Billy Bragg, post-punk troubadour of protest songs and paeans to the working class, took to the stage at Town Hall last week and, almost instantly, danced on Margaret Thatcher's grave. An audience filled largely with Americans who never voted for Ronald Reagan didn't seem offended at all.
So fitting that Bragg is on tour simultaneous with all the many testimonials to Thatcher, the British prime minister who died recently long after serving three terms in office and serving up fiscal austerity and Cold War British bravado like no other prime minister since. She reclaimed the Falkland Islands and helped vanquish the Evil Empire, but the British Empire didn't fare so well under her leadership -- at least not the underclass. The disparity in wealth widened as Great Britain privatized industries and fell in love with free markets and the helter-skelter of deregulated economies.
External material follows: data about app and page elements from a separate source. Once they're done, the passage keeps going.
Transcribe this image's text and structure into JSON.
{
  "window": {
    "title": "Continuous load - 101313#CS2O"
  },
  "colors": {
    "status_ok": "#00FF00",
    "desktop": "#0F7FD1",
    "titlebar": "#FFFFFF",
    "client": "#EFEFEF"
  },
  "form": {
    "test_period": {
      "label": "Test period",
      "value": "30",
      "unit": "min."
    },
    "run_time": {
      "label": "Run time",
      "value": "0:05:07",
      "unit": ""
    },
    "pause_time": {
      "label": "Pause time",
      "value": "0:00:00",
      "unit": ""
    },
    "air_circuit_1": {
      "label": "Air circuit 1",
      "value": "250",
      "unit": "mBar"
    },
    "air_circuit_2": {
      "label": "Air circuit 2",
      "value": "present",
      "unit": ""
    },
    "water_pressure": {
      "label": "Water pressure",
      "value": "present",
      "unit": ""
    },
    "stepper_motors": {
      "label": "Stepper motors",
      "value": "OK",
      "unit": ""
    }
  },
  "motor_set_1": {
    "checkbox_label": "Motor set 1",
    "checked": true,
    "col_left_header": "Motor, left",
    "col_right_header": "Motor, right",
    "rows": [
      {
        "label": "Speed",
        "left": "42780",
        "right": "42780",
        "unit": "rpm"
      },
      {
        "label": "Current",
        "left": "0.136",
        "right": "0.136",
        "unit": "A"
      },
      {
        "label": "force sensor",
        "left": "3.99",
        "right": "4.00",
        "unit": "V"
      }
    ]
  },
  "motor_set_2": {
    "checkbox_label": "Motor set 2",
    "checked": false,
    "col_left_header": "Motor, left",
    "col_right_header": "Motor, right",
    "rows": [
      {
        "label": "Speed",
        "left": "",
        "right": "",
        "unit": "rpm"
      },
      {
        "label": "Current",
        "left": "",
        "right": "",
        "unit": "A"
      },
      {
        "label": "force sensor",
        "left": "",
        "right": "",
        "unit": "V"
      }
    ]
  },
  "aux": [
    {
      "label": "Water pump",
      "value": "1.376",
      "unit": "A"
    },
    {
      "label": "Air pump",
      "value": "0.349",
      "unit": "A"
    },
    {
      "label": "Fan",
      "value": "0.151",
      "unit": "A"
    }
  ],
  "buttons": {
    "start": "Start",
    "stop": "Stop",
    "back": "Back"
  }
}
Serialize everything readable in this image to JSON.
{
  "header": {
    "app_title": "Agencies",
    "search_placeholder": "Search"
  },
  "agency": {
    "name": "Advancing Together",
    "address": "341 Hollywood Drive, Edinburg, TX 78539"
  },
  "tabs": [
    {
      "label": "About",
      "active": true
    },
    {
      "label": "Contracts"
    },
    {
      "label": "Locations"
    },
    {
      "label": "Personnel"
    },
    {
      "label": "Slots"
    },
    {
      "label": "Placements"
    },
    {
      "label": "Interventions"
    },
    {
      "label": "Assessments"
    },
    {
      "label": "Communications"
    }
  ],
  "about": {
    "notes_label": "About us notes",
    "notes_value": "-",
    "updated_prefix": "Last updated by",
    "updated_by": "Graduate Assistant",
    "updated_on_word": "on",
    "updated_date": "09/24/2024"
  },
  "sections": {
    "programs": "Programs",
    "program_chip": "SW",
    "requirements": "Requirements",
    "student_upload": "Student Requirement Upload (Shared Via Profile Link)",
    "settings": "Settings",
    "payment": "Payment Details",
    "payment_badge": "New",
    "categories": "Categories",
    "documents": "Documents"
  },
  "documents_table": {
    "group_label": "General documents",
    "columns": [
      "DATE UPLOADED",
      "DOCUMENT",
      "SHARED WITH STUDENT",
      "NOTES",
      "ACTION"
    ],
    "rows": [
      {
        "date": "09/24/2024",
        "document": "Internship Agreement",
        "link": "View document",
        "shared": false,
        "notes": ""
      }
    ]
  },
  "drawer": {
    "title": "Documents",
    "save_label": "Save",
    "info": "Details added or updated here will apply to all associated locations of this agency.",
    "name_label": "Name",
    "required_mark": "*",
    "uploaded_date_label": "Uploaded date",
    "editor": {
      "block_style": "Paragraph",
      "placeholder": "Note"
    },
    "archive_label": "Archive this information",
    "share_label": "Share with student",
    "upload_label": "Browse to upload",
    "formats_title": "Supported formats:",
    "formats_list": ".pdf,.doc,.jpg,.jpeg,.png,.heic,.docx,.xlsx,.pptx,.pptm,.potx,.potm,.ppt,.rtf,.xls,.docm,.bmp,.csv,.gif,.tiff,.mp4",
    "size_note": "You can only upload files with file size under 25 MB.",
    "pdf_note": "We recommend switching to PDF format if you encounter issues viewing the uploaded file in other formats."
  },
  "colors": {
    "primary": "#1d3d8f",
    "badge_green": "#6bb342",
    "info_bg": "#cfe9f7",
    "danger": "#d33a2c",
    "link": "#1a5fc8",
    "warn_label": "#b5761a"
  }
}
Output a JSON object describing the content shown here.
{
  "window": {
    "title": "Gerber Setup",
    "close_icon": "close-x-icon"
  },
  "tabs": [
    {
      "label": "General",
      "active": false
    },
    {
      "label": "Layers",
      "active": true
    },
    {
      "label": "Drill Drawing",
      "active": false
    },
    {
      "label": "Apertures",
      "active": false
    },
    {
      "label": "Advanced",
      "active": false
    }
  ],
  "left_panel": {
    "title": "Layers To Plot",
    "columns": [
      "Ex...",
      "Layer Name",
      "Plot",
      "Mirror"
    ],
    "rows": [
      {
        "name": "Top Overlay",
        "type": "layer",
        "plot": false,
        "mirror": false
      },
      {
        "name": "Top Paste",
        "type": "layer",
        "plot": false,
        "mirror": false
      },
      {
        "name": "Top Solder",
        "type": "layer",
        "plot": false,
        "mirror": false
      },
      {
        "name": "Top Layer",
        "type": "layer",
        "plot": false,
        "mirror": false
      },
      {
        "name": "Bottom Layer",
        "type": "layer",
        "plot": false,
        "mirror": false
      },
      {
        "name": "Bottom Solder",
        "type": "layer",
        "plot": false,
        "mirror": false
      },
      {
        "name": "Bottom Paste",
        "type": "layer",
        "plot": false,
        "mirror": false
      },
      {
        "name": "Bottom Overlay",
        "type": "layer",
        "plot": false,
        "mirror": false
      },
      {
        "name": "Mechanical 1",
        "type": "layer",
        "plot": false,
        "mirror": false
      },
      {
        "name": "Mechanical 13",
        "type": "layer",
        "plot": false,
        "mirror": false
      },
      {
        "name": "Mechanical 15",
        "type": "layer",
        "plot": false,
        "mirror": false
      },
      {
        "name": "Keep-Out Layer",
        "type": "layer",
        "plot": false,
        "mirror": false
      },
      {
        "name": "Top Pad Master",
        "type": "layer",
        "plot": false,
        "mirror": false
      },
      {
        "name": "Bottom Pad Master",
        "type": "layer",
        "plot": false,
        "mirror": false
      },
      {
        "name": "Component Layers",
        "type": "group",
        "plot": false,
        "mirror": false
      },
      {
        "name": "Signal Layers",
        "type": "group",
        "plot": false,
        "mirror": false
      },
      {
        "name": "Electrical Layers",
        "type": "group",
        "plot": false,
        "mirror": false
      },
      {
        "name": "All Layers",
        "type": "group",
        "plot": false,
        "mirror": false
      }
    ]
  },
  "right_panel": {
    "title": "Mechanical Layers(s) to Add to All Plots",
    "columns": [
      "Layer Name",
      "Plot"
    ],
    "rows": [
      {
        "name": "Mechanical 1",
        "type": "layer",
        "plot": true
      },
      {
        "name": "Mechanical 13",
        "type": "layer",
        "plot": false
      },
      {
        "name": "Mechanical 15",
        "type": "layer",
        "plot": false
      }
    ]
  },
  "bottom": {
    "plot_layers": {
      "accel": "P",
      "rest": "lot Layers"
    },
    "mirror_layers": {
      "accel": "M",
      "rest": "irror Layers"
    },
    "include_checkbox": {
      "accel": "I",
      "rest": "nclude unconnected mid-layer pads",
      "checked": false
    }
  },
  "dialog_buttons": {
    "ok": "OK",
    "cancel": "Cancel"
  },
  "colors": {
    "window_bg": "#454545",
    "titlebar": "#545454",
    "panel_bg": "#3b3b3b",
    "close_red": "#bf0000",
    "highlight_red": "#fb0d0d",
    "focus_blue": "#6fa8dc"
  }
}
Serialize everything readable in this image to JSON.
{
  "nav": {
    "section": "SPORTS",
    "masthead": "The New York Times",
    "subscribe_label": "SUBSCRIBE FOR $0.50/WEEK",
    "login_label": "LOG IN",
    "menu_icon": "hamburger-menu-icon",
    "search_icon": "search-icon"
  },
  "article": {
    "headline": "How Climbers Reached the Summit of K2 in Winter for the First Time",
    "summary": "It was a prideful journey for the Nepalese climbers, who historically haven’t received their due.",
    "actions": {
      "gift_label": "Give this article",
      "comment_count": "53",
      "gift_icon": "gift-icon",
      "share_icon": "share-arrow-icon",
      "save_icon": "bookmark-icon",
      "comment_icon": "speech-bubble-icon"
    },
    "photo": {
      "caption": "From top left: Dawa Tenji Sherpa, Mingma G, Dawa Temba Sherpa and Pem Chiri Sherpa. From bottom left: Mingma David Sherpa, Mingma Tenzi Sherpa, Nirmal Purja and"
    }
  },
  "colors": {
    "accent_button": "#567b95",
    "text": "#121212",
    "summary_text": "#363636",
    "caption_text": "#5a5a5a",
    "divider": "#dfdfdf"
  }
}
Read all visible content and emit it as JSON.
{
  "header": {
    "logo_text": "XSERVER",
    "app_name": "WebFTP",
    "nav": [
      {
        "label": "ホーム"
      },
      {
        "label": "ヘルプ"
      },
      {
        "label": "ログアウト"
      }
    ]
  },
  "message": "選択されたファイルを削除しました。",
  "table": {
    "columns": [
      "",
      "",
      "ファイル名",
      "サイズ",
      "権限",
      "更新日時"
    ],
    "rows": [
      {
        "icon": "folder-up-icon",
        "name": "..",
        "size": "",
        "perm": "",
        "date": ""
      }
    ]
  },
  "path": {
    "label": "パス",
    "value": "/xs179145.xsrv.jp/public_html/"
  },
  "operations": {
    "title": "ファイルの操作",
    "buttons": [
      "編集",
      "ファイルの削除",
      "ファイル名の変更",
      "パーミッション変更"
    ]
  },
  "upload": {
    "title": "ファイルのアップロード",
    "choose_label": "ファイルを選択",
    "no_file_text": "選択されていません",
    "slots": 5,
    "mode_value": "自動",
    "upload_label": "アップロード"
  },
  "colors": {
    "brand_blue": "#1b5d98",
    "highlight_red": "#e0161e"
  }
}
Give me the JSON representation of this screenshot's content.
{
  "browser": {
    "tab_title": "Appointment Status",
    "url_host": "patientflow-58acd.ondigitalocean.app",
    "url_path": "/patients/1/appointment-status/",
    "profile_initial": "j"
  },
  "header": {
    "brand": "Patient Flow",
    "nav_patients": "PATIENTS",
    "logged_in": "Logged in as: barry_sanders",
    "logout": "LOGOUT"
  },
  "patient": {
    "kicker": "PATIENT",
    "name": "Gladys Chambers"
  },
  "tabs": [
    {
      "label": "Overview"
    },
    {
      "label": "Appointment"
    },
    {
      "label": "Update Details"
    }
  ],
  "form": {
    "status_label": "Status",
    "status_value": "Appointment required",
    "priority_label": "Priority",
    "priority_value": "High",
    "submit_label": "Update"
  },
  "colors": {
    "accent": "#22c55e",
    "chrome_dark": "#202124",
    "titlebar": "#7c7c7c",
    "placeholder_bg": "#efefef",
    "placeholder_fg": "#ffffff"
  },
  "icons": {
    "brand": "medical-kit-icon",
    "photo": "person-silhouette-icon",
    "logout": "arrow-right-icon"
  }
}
Sound familiar anyone?
Greetings to the New Brunette.
For this reason, Bragg and Thatcher, who probably never met, were co-dependent on one another: one angry bloke who championed the rights of the common man, and one tough Tory who had little patience for malingering strikers and public charges of the welfare state.
Thatcher is now dead, but Bragg has aged gracefully over the decades with a short-cropped white beard and facial lines that glistened with each jangling jolt from his electric guitar. His skills as anecdotal storyteller have matured, as well, and in addition to the repeated jabs against the Iron Lady, Bragg didn't hesitate to sound off on the lack of universal health coverage in the United States, the renewed rise of fascism in Europe, and the deep social divisions within his own country.
And, of course there was plenty of country-inflected music (the lap steel guitar always at the ready), and the rediscovered songs of Woody Guthrie that Bragg first recorded with Wilco and that has made him such an enigmatic, eclectic singer-songwriter.
The Saturday Boy brought his best anthem-laced repertoire on Saturday night. All that musicality emanating from a solo electric guitar always seems to enchant. And those full-throated songs for sad sack lovers found a willing New York audience. Bragg has had one of those rock-'n'-roll careers that, on paper at least, never made sense.
Good thing he doesn't read sheet music.
Bragg's soaring ballads of the angry, disaffected left improbably arose out of the ashes of The Clash and ended up having more in common with early Bob Dylan than with the nihilism of The Smiths, a band that also spoke to the rage of the unemployed and the brutality of alienated youth.
While the Iron Lady was laid to rest, Billy Bragg toured the world, still shaking his fist, oddly beholden to the excesses of Thatcherism and the many deficits of modern life.